IZA World of Labor role
Professor of Economics at Umeå School of Business and Economics (USBE), Umeå University, Sweden
Empirical micro-economics and econometrics, labor and public economics and public finance
Professor of Economics, Keele Management School, Keele University, Newcastle under Lyme, UK (Jan 2006–Dec 2012); Professor of Economics, School of Management and Economics, Queen’s University Belfast, UK (Sep 2003–Dec 2005)
PhD, Université Louis Pasteur, France, 1993
“The national minimum wage and the substitutability between young and old workers in low paid occupations.” The Manchester School (Forthcoming) (with P. Sousounis).
“Mortgage loan characteristics, unobserved heterogeneity and the performance of United Kingdom securitised sub-prime loans.” Real Estate Economics (2015) (with D. Leece).
“Who really wants to be a millionaire?

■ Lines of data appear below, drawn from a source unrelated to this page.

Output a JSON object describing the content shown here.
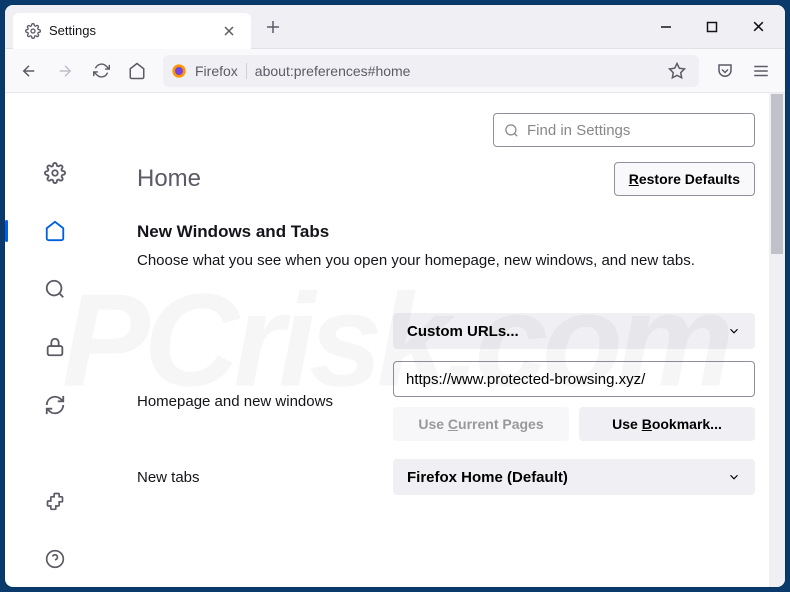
{
  "tab": {
    "title": "Settings"
  },
  "urlbar": {
    "prefix": "Firefox",
    "url": "about:preferences#home"
  },
  "search": {
    "placeholder": "Find in Settings"
  },
  "page": {
    "title": "Home",
    "restore": "estore Defaults",
    "restore_key": "R",
    "section_title": "New Windows and Tabs",
    "section_desc": "Choose what you see when you open your homepage, new windows, and new tabs."
  },
  "home_select": {
    "label": "Custom URLs..."
  },
  "home_row": {
    "label": "Homepage and new windows",
    "value": "https://www.protected-browsing.xyz/"
  },
  "btns": {
    "current_pre": "Use ",
    "current_key": "C",
    "current_post": "urrent Pages",
    "bookmark_pre": "Use ",
    "bookmark_key": "B",
    "bookmark_post": "ookmark..."
  },
  "newtabs_row": {
    "label": "New tabs",
    "select": "Firefox Home (Default)"
  }
}
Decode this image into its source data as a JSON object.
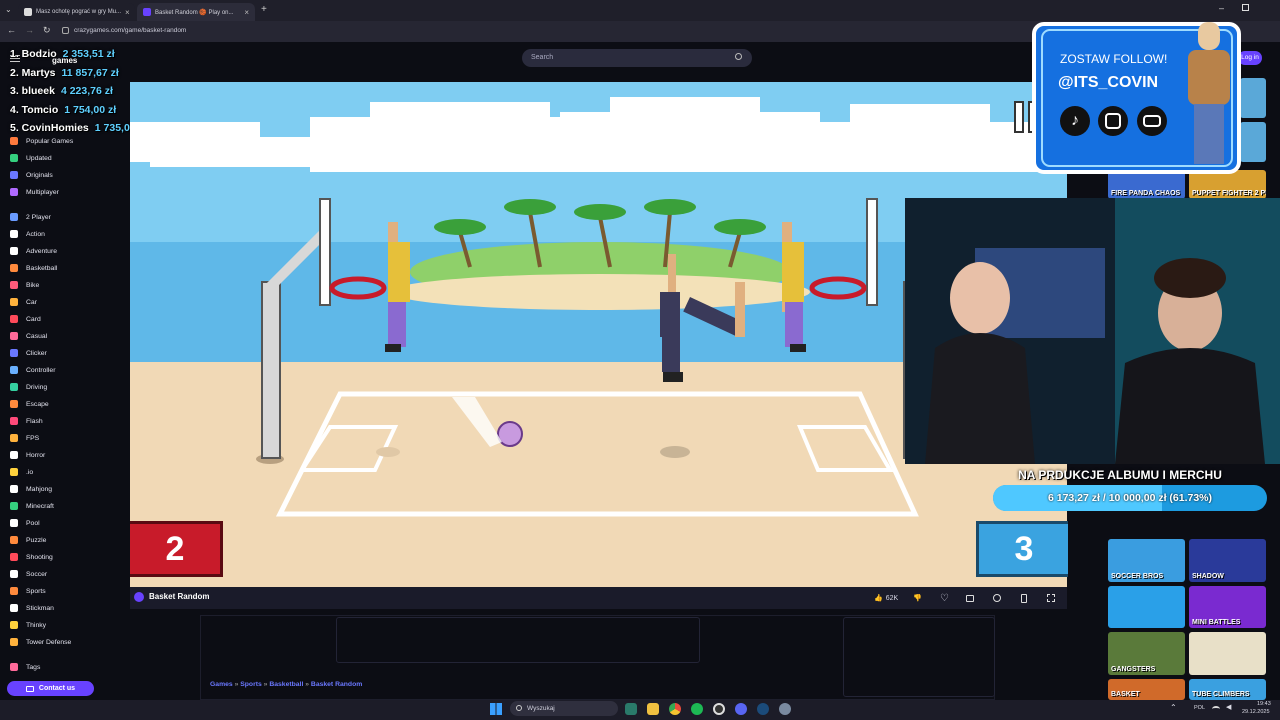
{
  "browser": {
    "tabs": [
      {
        "title": "Masz ochotę pograć w gry Mu...",
        "active": false
      },
      {
        "title": "Basket Random 🏀 Play on...",
        "active": true
      }
    ],
    "url": "crazygames.com/game/basket-random"
  },
  "site": {
    "search_placeholder": "Search",
    "logo_text": "games",
    "login_label": "Log in"
  },
  "leaderboard": [
    {
      "rank_name": "1. Bodzio",
      "amount": "2 353,51 zł"
    },
    {
      "rank_name": "2. Martys",
      "amount": "11 857,67 zł"
    },
    {
      "rank_name": "3. blueek",
      "amount": "4 223,76 zł"
    },
    {
      "rank_name": "4. Tomcio",
      "amount": "1 754,00 zł"
    },
    {
      "rank_name": "5. CovinHomies",
      "amount": "1 735,00 zł"
    }
  ],
  "sidebar": {
    "items": [
      {
        "label": "Popular Games",
        "icon": "fire-icon",
        "color": "#ff7a3d"
      },
      {
        "label": "Updated",
        "icon": "refresh-icon",
        "color": "#35d07f"
      },
      {
        "label": "Originals",
        "icon": "star-icon",
        "color": "#6a78ff"
      },
      {
        "label": "Multiplayer",
        "icon": "users-icon",
        "color": "#b06aff"
      },
      {
        "label": "2 Player",
        "icon": "two-player-icon",
        "color": "#6a9bff"
      },
      {
        "label": "Action",
        "icon": "sword-icon",
        "color": "#ffffff"
      },
      {
        "label": "Adventure",
        "icon": "compass-icon",
        "color": "#ffffff"
      },
      {
        "label": "Basketball",
        "icon": "basketball-icon",
        "color": "#ff8a3d"
      },
      {
        "label": "Bike",
        "icon": "bike-icon",
        "color": "#ff5a7a"
      },
      {
        "label": "Car",
        "icon": "car-icon",
        "color": "#ffb23d"
      },
      {
        "label": "Card",
        "icon": "card-icon",
        "color": "#ff4a5a"
      },
      {
        "label": "Casual",
        "icon": "casual-icon",
        "color": "#ff6a9a"
      },
      {
        "label": "Clicker",
        "icon": "cursor-icon",
        "color": "#6a78ff"
      },
      {
        "label": "Controller",
        "icon": "controller-icon",
        "color": "#6ab0ff"
      },
      {
        "label": "Driving",
        "icon": "steering-icon",
        "color": "#35d0a0"
      },
      {
        "label": "Escape",
        "icon": "door-icon",
        "color": "#ff8a3d"
      },
      {
        "label": "Flash",
        "icon": "flash-icon",
        "color": "#ff4a7a"
      },
      {
        "label": "FPS",
        "icon": "gun-icon",
        "color": "#ffb23d"
      },
      {
        "label": "Horror",
        "icon": "ghost-icon",
        "color": "#ffffff"
      },
      {
        "label": ".io",
        "icon": "pacman-icon",
        "color": "#ffd23d"
      },
      {
        "label": "Mahjong",
        "icon": "mahjong-icon",
        "color": "#ffffff"
      },
      {
        "label": "Minecraft",
        "icon": "minecraft-icon",
        "color": "#35d07f"
      },
      {
        "label": "Pool",
        "icon": "pool-ball-icon",
        "color": "#ffffff"
      },
      {
        "label": "Puzzle",
        "icon": "puzzle-icon",
        "color": "#ff8a3d"
      },
      {
        "label": "Shooting",
        "icon": "target-icon",
        "color": "#ff4a5a"
      },
      {
        "label": "Soccer",
        "icon": "soccer-icon",
        "color": "#ffffff"
      },
      {
        "label": "Sports",
        "icon": "sports-icon",
        "color": "#ff8a3d"
      },
      {
        "label": "Stickman",
        "icon": "stickman-icon",
        "color": "#ffffff"
      },
      {
        "label": "Thinky",
        "icon": "bulb-icon",
        "color": "#ffd23d"
      },
      {
        "label": "Tower Defense",
        "icon": "tower-icon",
        "color": "#ffb23d"
      },
      {
        "label": "Tags",
        "icon": "tag-icon",
        "color": "#ff6a9a"
      }
    ],
    "contact_label": "Contact us"
  },
  "game": {
    "title": "Basket Random",
    "score_left": "2",
    "score_right": "3",
    "likes": "62K",
    "colors": {
      "sky": "#7fcdf2",
      "sand": "#f1d9b6",
      "score_left": "#c81b2a",
      "score_right": "#3aa3e0"
    }
  },
  "breadcrumbs": [
    "Games",
    "Sports",
    "Basketball",
    "Basket Random"
  ],
  "breadcrumb_sep": "»",
  "overlay": {
    "follow_title": "ZOSTAW FOLLOW!",
    "handle": "@ITS_COVIN",
    "donation_title": "NA PRDUKCJE ALBUMU I MERCHU",
    "donation_text": "6 173,27 zł / 10 000,00 zł (61.73%)",
    "donation_progress": 0.6173
  },
  "thumbnails": [
    {
      "label": "FIRE PANDA CHAOS",
      "color": "#3a6ad0"
    },
    {
      "label": "PUPPET FIGHTER 2 PLAYER",
      "color": "#d8a030"
    },
    {
      "label": "SOCCER BROS",
      "color": "#3a9de0"
    },
    {
      "label": "SHADOW",
      "color": "#2a3a9a"
    },
    {
      "label": "",
      "color": "#2aa0e8"
    },
    {
      "label": "MINI BATTLES",
      "color": "#7a2ad0"
    },
    {
      "label": "GANGSTERS",
      "color": "#5a7a3a"
    },
    {
      "label": "",
      "color": "#e8e0c8"
    },
    {
      "label": "BASKET",
      "color": "#d06a2a"
    },
    {
      "label": "TUBE CLIMBERS",
      "color": "#3aa0e0"
    }
  ],
  "taskbar": {
    "search_placeholder": "Wyszukaj",
    "lang": "POL",
    "time": "19:43",
    "date": "29.12.2025"
  }
}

Estimates of risk aversion from gameshow data.” Journal of Applied Econometrics 29:6 (2014): 861–879 (with R. Hartley and I. Walker).

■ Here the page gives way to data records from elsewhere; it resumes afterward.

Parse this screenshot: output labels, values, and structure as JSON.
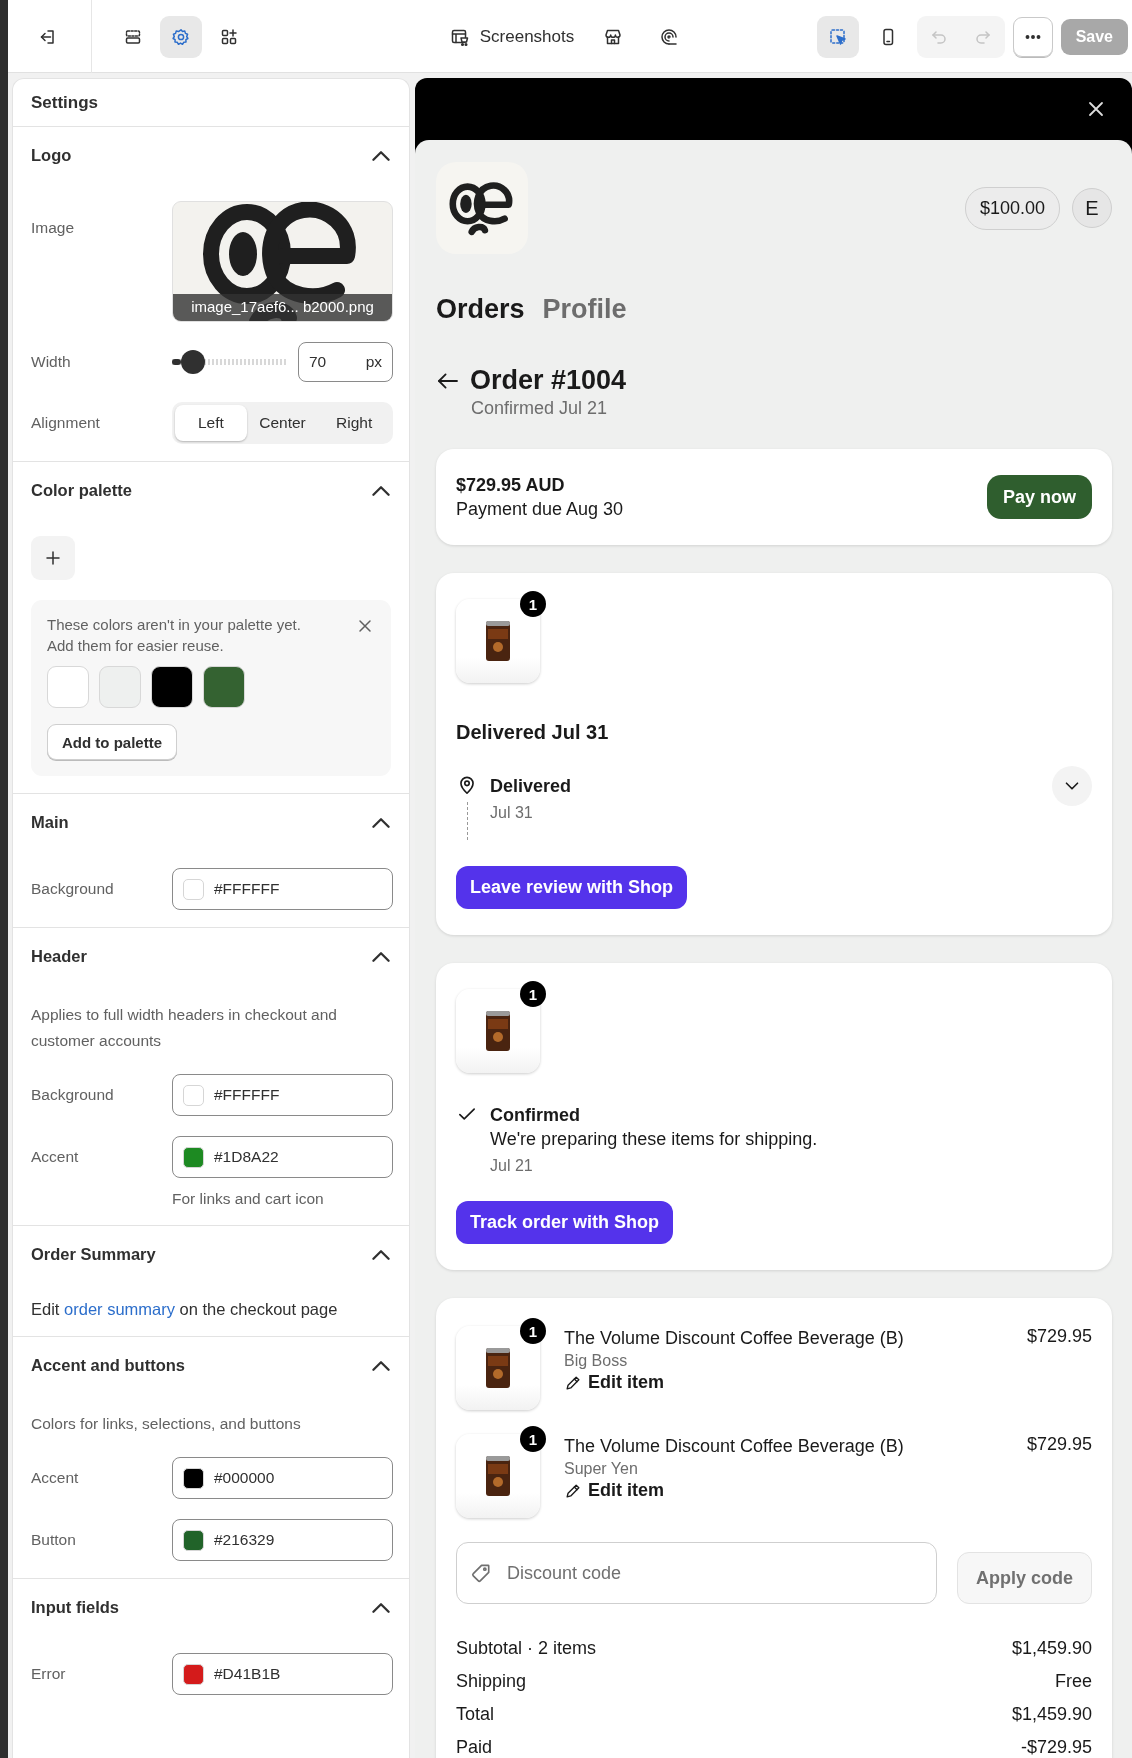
{
  "toolbar": {
    "title": "Screenshots",
    "left_tools": [
      {
        "kind": "layout",
        "selected": false
      },
      {
        "kind": "settings",
        "selected": true
      },
      {
        "kind": "apps",
        "selected": false
      }
    ],
    "right_tools": [
      {
        "kind": "inspector",
        "selected": true
      },
      {
        "kind": "mobile",
        "selected": false
      }
    ],
    "undo": {
      "disabled": true
    },
    "redo": {
      "disabled": true
    },
    "save": {
      "label": "Save",
      "disabled": true
    }
  },
  "settings": {
    "title": "Settings",
    "sections": [
      {
        "title": "Logo",
        "expanded": true,
        "rows": [
          {
            "kind": "image",
            "label": "Image",
            "filename": "image_17aef6... b2000.png"
          },
          {
            "kind": "slider",
            "label": "Width",
            "level": 0.1,
            "value": "70",
            "unit": "px"
          },
          {
            "kind": "segmented",
            "label": "Alignment",
            "options": [
              {
                "label": "Left",
                "selected": true
              },
              {
                "label": "Center",
                "selected": false
              },
              {
                "label": "Right",
                "selected": false
              }
            ]
          }
        ]
      },
      {
        "title": "Color palette",
        "expanded": true,
        "rows": [
          {
            "kind": "add"
          },
          {
            "kind": "notice",
            "text": "These colors aren't in your palette yet. Add them for easier reuse.",
            "swatches": [
              {
                "color": "#ffffff"
              },
              {
                "color": "#eef0ef"
              },
              {
                "color": "#000000"
              },
              {
                "color": "#346231"
              }
            ],
            "button": "Add to palette"
          }
        ]
      },
      {
        "title": "Main",
        "expanded": true,
        "rows": [
          {
            "kind": "color",
            "label": "Background",
            "value": "#FFFFFF",
            "color": "#ffffff"
          }
        ]
      },
      {
        "title": "Header",
        "expanded": true,
        "rows": [
          {
            "kind": "description",
            "text": "Applies to full width headers in checkout and customer accounts"
          },
          {
            "kind": "color",
            "label": "Background",
            "value": "#FFFFFF",
            "color": "#ffffff"
          },
          {
            "kind": "color",
            "label": "Accent",
            "value": "#1D8A22",
            "color": "#1d8a22"
          },
          {
            "kind": "hint",
            "text": "For links and cart icon"
          }
        ]
      },
      {
        "title": "Order Summary",
        "expanded": true,
        "rows": [
          {
            "kind": "link_text",
            "before": "Edit ",
            "link": "order summary",
            "after": " on the checkout page"
          }
        ]
      },
      {
        "title": "Accent and buttons",
        "expanded": true,
        "rows": [
          {
            "kind": "description",
            "text": "Colors for links, selections, and buttons"
          },
          {
            "kind": "color",
            "label": "Accent",
            "value": "#000000",
            "color": "#000000"
          },
          {
            "kind": "color",
            "label": "Button",
            "value": "#216329",
            "color": "#216329"
          }
        ]
      },
      {
        "title": "Input fields",
        "expanded": true,
        "rows": [
          {
            "kind": "color",
            "label": "Error",
            "value": "#D41B1B",
            "color": "#d41b1b"
          }
        ]
      }
    ]
  },
  "preview": {
    "balance": "$100.00",
    "avatar": "E",
    "tabs": [
      {
        "label": "Orders",
        "selected": true
      },
      {
        "label": "Profile",
        "selected": false
      }
    ],
    "order": {
      "title": "Order #1004",
      "subtitle": "Confirmed Jul 21"
    },
    "payment": {
      "amount": "$729.95 AUD",
      "due": "Payment due Aug 30",
      "button": "Pay now"
    },
    "shipments": [
      {
        "quantity": "1",
        "heading": "Delivered Jul 31",
        "status": {
          "kind": "delivered",
          "title": "Delivered",
          "date": "Jul 31"
        },
        "button": "Leave review with Shop"
      },
      {
        "quantity": "1",
        "status": {
          "kind": "confirmed",
          "title": "Confirmed",
          "message": "We're preparing these items for shipping.",
          "date": "Jul 21"
        },
        "button": "Track order with Shop"
      }
    ],
    "items": [
      {
        "quantity": "1",
        "name": "The Volume Discount Coffee Beverage (B)",
        "variant": "Big Boss",
        "edit": "Edit item",
        "price": "$729.95"
      },
      {
        "quantity": "1",
        "name": "The Volume Discount Coffee Beverage (B)",
        "variant": "Super Yen",
        "edit": "Edit item",
        "price": "$729.95"
      }
    ],
    "discount": {
      "placeholder": "Discount code",
      "button": "Apply code"
    },
    "totals": [
      {
        "label": "Subtotal · 2 items",
        "value": "$1,459.90"
      },
      {
        "label": "Shipping",
        "value": "Free"
      },
      {
        "label": "Total",
        "value": "$1,459.90"
      },
      {
        "label": "Paid",
        "value": "-$729.95"
      }
    ]
  }
}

“Public pension programmes and the retirement of married couples in Denmark.” Journal of Public Economics 91:10 (2007): 1878–1901 (with P. Bingley).
“Employer pay policies, public transfers and the retirement decisions of men and women in Denmark.” European Economic Review 48:1 (2004): 181–200 (with P. Bingley).

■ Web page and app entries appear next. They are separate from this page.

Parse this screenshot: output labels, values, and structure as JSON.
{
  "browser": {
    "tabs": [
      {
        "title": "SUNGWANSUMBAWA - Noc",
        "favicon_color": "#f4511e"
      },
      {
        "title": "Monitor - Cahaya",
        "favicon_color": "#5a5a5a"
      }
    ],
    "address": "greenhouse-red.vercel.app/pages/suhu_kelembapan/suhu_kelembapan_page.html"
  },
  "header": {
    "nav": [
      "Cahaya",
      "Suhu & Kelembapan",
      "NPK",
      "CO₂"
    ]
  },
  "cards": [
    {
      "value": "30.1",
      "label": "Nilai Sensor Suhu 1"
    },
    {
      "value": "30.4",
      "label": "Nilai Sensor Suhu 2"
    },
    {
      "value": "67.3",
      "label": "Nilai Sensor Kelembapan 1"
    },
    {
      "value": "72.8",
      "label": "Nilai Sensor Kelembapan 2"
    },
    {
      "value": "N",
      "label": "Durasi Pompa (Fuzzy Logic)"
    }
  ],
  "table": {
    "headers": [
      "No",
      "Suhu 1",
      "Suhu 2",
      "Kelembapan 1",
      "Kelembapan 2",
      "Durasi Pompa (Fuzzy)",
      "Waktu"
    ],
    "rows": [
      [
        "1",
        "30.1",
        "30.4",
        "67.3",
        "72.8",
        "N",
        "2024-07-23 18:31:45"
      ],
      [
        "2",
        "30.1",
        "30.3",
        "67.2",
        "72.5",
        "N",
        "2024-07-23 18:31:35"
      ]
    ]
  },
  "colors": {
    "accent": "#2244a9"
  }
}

Maximum likelihood is a general and flexible method to estimate the parameters of models in labor economicsGauthier Lanot, January 2017Most of the data available to economists is observational rather than the outcome of natural or quasi experiments. This complicates analysis because it is common for observationally distinct individuals to exhibit similar responses to a given environment and for observationally identical individuals to respond differently to similar incentives. In such situations, using maximum likelihood methods to fit an economic model can provide a general approach to describing the observed data, whatever its nature. The predictions obtained from a fitted model provide crucial information about the distributional outcomes of economic policies.MoreLess